◆ Assigned task: Apart from the pictures, please restate every entry below exactly.
::: Input :::
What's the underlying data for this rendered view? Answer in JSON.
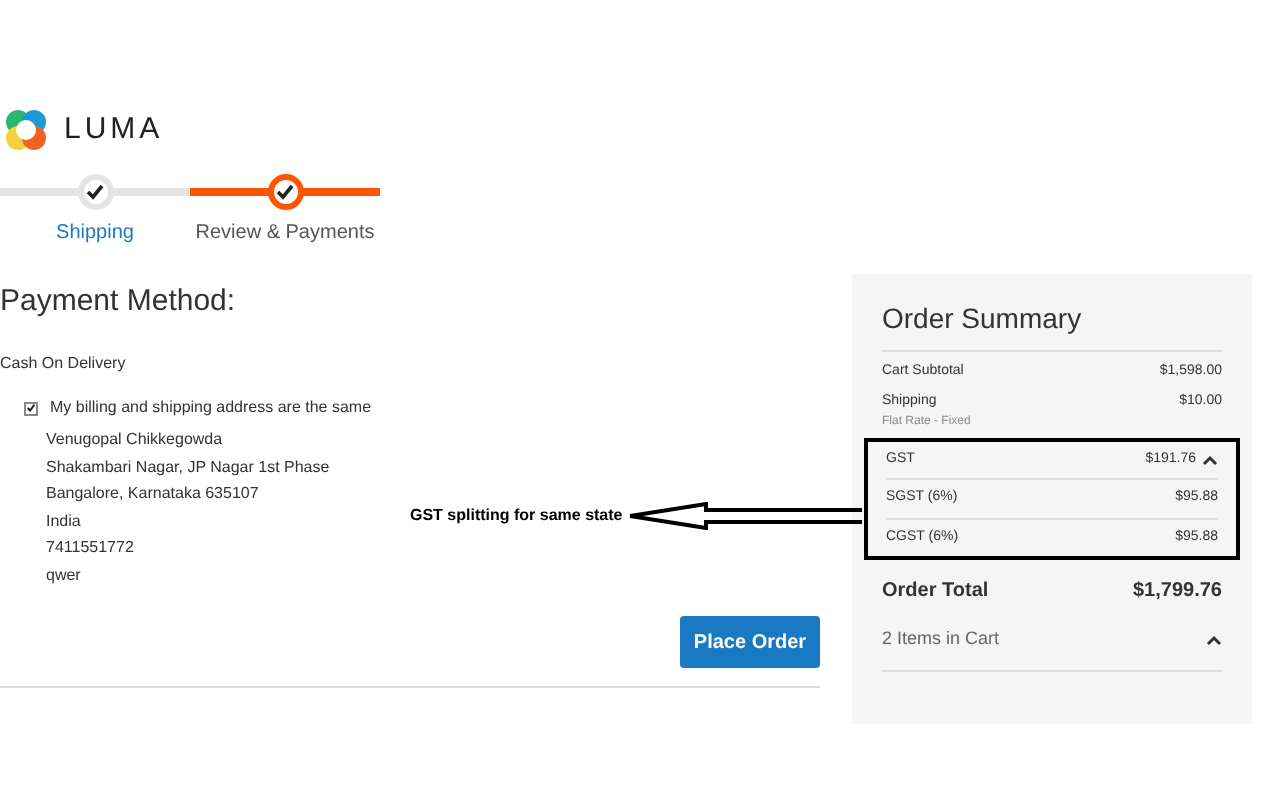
{
  "logo": {
    "text": "LUMA"
  },
  "steps": [
    {
      "label": "Shipping",
      "selected": false
    },
    {
      "label": "Review & Payments",
      "selected": true
    }
  ],
  "payment": {
    "title": "Payment Method:",
    "method": "Cash On Delivery",
    "same_address": {
      "label": "My billing and shipping address are the same",
      "checked": true
    },
    "address": [
      "Venugopal Chikkegowda",
      "Shakambari Nagar, JP Nagar 1st Phase",
      "Bangalore, Karnataka 635107",
      "India",
      "7411551772",
      "qwer"
    ],
    "button": "Place Order"
  },
  "annotation": {
    "text": "GST splitting for same state"
  },
  "summary": {
    "title": "Order Summary",
    "rows": [
      {
        "label": "Cart Subtotal",
        "value": "$1,598.00"
      },
      {
        "label": "Shipping",
        "note": "Flat Rate - Fixed",
        "value": "$10.00"
      }
    ],
    "tax": {
      "label": "GST",
      "value": "$191.76",
      "expanded": true,
      "children": [
        {
          "label": "SGST (6%)",
          "value": "$95.88"
        },
        {
          "label": "CGST (6%)",
          "value": "$95.88"
        }
      ]
    },
    "total": {
      "label": "Order Total",
      "value": "$1,799.76"
    },
    "items": {
      "label": "2 Items in Cart",
      "expanded": true
    }
  }
}
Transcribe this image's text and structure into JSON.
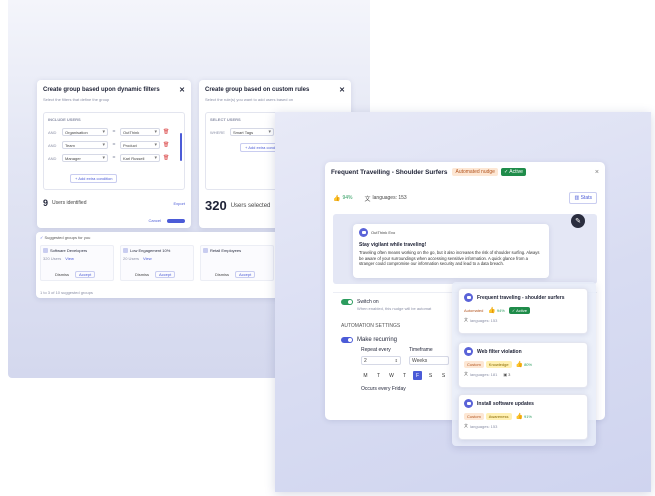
{
  "left": {
    "dynamic": {
      "title": "Create group based upon dynamic filters",
      "subtitle": "Select the filters that define the group",
      "include_label": "INCLUDE USERS",
      "conditions": [
        {
          "op": "AND",
          "field": "Organisation",
          "eq": "=",
          "value": "OutThink"
        },
        {
          "op": "AND",
          "field": "Team",
          "eq": "=",
          "value": "Product"
        },
        {
          "op": "AND",
          "field": "Manager",
          "eq": "=",
          "value": "Karl Russell"
        }
      ],
      "add_condition": "+ Add extra condition",
      "count": "9",
      "count_label": "Users identified",
      "export": "Export",
      "cancel": "Cancel",
      "create": "Create"
    },
    "custom": {
      "title": "Create group based on custom rules",
      "subtitle": "Select the rule(s) you want to add users based on",
      "select_label": "SELECT USERS",
      "rule_op": "WHERE",
      "rule_field": "Smart Tags",
      "add_condition": "+ Add extra condition",
      "count": "320",
      "count_label": "Users selected"
    },
    "suggested": {
      "header": "Suggested groups for you",
      "groups": [
        {
          "name": "Software Developers",
          "users": "320 Users",
          "view": "View",
          "dismiss": "Dismiss",
          "accept": "Accept"
        },
        {
          "name": "Low Engagement 10%",
          "users": "20 Users",
          "view": "View",
          "dismiss": "Dismiss",
          "accept": "Accept"
        },
        {
          "name": "Retail Employees",
          "users": "",
          "view": "",
          "dismiss": "Dismiss",
          "accept": "Accept"
        }
      ],
      "footer": "1 to 3 of 10 suggested groups"
    }
  },
  "nudge": {
    "title": "Frequent Travelling - Shoulder Surfers",
    "type_badge": "Automated nudge",
    "status_badge": "Active",
    "close": "×",
    "approval": "94%",
    "languages": "languages: 153",
    "stats": "Stats",
    "message": {
      "sender": "OutThink Evo",
      "heading": "Stay vigilant while traveling!",
      "body": "Traveling often means working on the go, but it also increases the risk of shoulder surfing. Always be aware of your surroundings when accessing sensitive information. A quick glance from a stranger could compromise our information security and lead to a data breach."
    },
    "switch_title": "Switch on",
    "switch_desc": "When enabled, this nudge will be automat",
    "automation_label": "AUTOMATION SETTINGS",
    "recurring_label": "Make recurring",
    "repeat_label": "Repeat every",
    "repeat_value": "2",
    "timeframe_label": "Timeframe",
    "timeframe_value": "Weeks",
    "days": [
      "M",
      "T",
      "W",
      "T",
      "F",
      "S",
      "S"
    ],
    "selected_day_index": 4,
    "occurs": "Occurs every Friday"
  },
  "list": [
    {
      "title": "Frequent traveling - shoulder surfers",
      "tag1": "Automated",
      "pct": "94%",
      "tag2": "Active",
      "langs": "languages: 153",
      "extra": ""
    },
    {
      "title": "Web filter violation",
      "tag1": "Custom",
      "tag2": "Knowledge",
      "pct": "80%",
      "langs": "languages: 181",
      "extra": "3"
    },
    {
      "title": "Install software updates",
      "tag1": "Custom",
      "tag2": "Awareness",
      "pct": "91%",
      "langs": "languages: 153",
      "extra": ""
    }
  ]
}
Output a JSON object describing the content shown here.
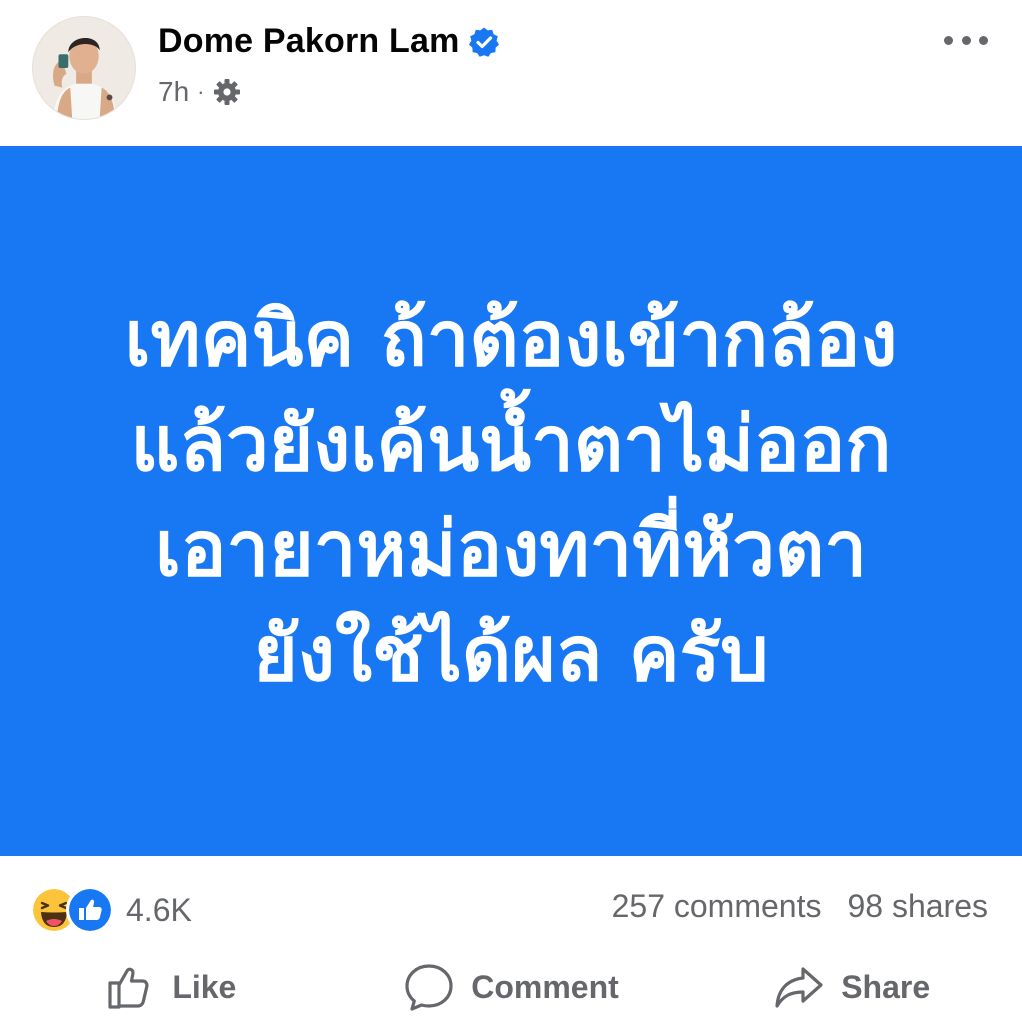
{
  "post": {
    "author": "Dome Pakorn Lam",
    "time": "7h",
    "separator": "·",
    "body_text": "เทคนิค ถ้าต้องเข้ากล้อง\nแล้วยังเค้นน้ำตาไม่ออก\nเอายาหม่องทาที่หัวตา\nยังใช้ได้ผล  ครับ",
    "background_color": "#1877f2"
  },
  "icons": {
    "verified": "verified-badge-icon",
    "privacy": "gear-icon",
    "more": "more-options-icon",
    "reaction_1": "haha-reaction-icon",
    "reaction_2": "like-reaction-icon"
  },
  "stats": {
    "reactions_count": "4.6K",
    "comments": "257 comments",
    "shares": "98 shares"
  },
  "actions": {
    "like": "Like",
    "comment": "Comment",
    "share": "Share"
  },
  "colors": {
    "accent": "#1877f2",
    "secondary_text": "#65676b"
  }
}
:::
◆ Solution for this problem:
What's the underlying data for this rendered view? Answer in JSON.
{
  "logo": {
    "text": "LUMA"
  },
  "steps": [
    {
      "label": "Shipping",
      "selected": false
    },
    {
      "label": "Review & Payments",
      "selected": true
    }
  ],
  "payment": {
    "title": "Payment Method:",
    "method": "Cash On Delivery",
    "same_address": {
      "label": "My billing and shipping address are the same",
      "checked": true
    },
    "address": [
      "Venugopal Chikkegowda",
      "Shakambari Nagar, JP Nagar 1st Phase",
      "Bangalore, Karnataka 635107",
      "India",
      "7411551772",
      "qwer"
    ],
    "button": "Place Order"
  },
  "annotation": {
    "text": "GST splitting for same state"
  },
  "summary": {
    "title": "Order Summary",
    "rows": [
      {
        "label": "Cart Subtotal",
        "value": "$1,598.00"
      },
      {
        "label": "Shipping",
        "note": "Flat Rate - Fixed",
        "value": "$10.00"
      }
    ],
    "tax": {
      "label": "GST",
      "value": "$191.76",
      "expanded": true,
      "children": [
        {
          "label": "SGST (6%)",
          "value": "$95.88"
        },
        {
          "label": "CGST (6%)",
          "value": "$95.88"
        }
      ]
    },
    "total": {
      "label": "Order Total",
      "value": "$1,799.76"
    },
    "items": {
      "label": "2 Items in Cart",
      "expanded": true
    }
  }
}
Transcribe this image's text and structure into JSON.
{
  "left": {
    "dynamic": {
      "title": "Create group based upon dynamic filters",
      "subtitle": "Select the filters that define the group",
      "include_label": "INCLUDE USERS",
      "conditions": [
        {
          "op": "AND",
          "field": "Organisation",
          "eq": "=",
          "value": "OutThink"
        },
        {
          "op": "AND",
          "field": "Team",
          "eq": "=",
          "value": "Product"
        },
        {
          "op": "AND",
          "field": "Manager",
          "eq": "=",
          "value": "Karl Russell"
        }
      ],
      "add_condition": "+ Add extra condition",
      "count": "9",
      "count_label": "Users identified",
      "export": "Export",
      "cancel": "Cancel",
      "create": "Create"
    },
    "custom": {
      "title": "Create group based on custom rules",
      "subtitle": "Select the rule(s) you want to add users based on",
      "select_label": "SELECT USERS",
      "rule_op": "WHERE",
      "rule_field": "Smart Tags",
      "add_condition": "+ Add extra condition",
      "count": "320",
      "count_label": "Users selected"
    },
    "suggested": {
      "header": "Suggested groups for you",
      "groups": [
        {
          "name": "Software Developers",
          "users": "320 Users",
          "view": "View",
          "dismiss": "Dismiss",
          "accept": "Accept"
        },
        {
          "name": "Low Engagement 10%",
          "users": "20 Users",
          "view": "View",
          "dismiss": "Dismiss",
          "accept": "Accept"
        },
        {
          "name": "Retail Employees",
          "users": "",
          "view": "",
          "dismiss": "Dismiss",
          "accept": "Accept"
        }
      ],
      "footer": "1 to 3 of 10 suggested groups"
    }
  },
  "nudge": {
    "title": "Frequent Travelling - Shoulder Surfers",
    "type_badge": "Automated nudge",
    "status_badge": "Active",
    "close": "×",
    "approval": "94%",
    "languages": "languages: 153",
    "stats": "Stats",
    "message": {
      "sender": "OutThink Evo",
      "heading": "Stay vigilant while traveling!",
      "body": "Traveling often means working on the go, but it also increases the risk of shoulder surfing. Always be aware of your surroundings when accessing sensitive information. A quick glance from a stranger could compromise our information security and lead to a data breach."
    },
    "switch_title": "Switch on",
    "switch_desc": "When enabled, this nudge will be automat",
    "automation_label": "AUTOMATION SETTINGS",
    "recurring_label": "Make recurring",
    "repeat_label": "Repeat every",
    "repeat_value": "2",
    "timeframe_label": "Timeframe",
    "timeframe_value": "Weeks",
    "days": [
      "M",
      "T",
      "W",
      "T",
      "F",
      "S",
      "S"
    ],
    "selected_day_index": 4,
    "occurs": "Occurs every Friday"
  },
  "list": [
    {
      "title": "Frequent traveling - shoulder surfers",
      "tag1": "Automated",
      "pct": "94%",
      "tag2": "Active",
      "langs": "languages: 153",
      "extra": ""
    },
    {
      "title": "Web filter violation",
      "tag1": "Custom",
      "tag2": "Knowledge",
      "pct": "80%",
      "langs": "languages: 181",
      "extra": "3"
    },
    {
      "title": "Install software updates",
      "tag1": "Custom",
      "tag2": "Awareness",
      "pct": "91%",
      "langs": "languages: 153",
      "extra": ""
    }
  ]
}
Output a JSON object describing the content shown here.
{
  "post": {
    "author": "Dome Pakorn Lam",
    "time": "7h",
    "separator": "·",
    "body_text": "เทคนิค ถ้าต้องเข้ากล้อง\nแล้วยังเค้นน้ำตาไม่ออก\nเอายาหม่องทาที่หัวตา\nยังใช้ได้ผล  ครับ",
    "background_color": "#1877f2"
  },
  "icons": {
    "verified": "verified-badge-icon",
    "privacy": "gear-icon",
    "more": "more-options-icon",
    "reaction_1": "haha-reaction-icon",
    "reaction_2": "like-reaction-icon"
  },
  "stats": {
    "reactions_count": "4.6K",
    "comments": "257 comments",
    "shares": "98 shares"
  },
  "actions": {
    "like": "Like",
    "comment": "Comment",
    "share": "Share"
  },
  "colors": {
    "accent": "#1877f2",
    "secondary_text": "#65676b"
  }
}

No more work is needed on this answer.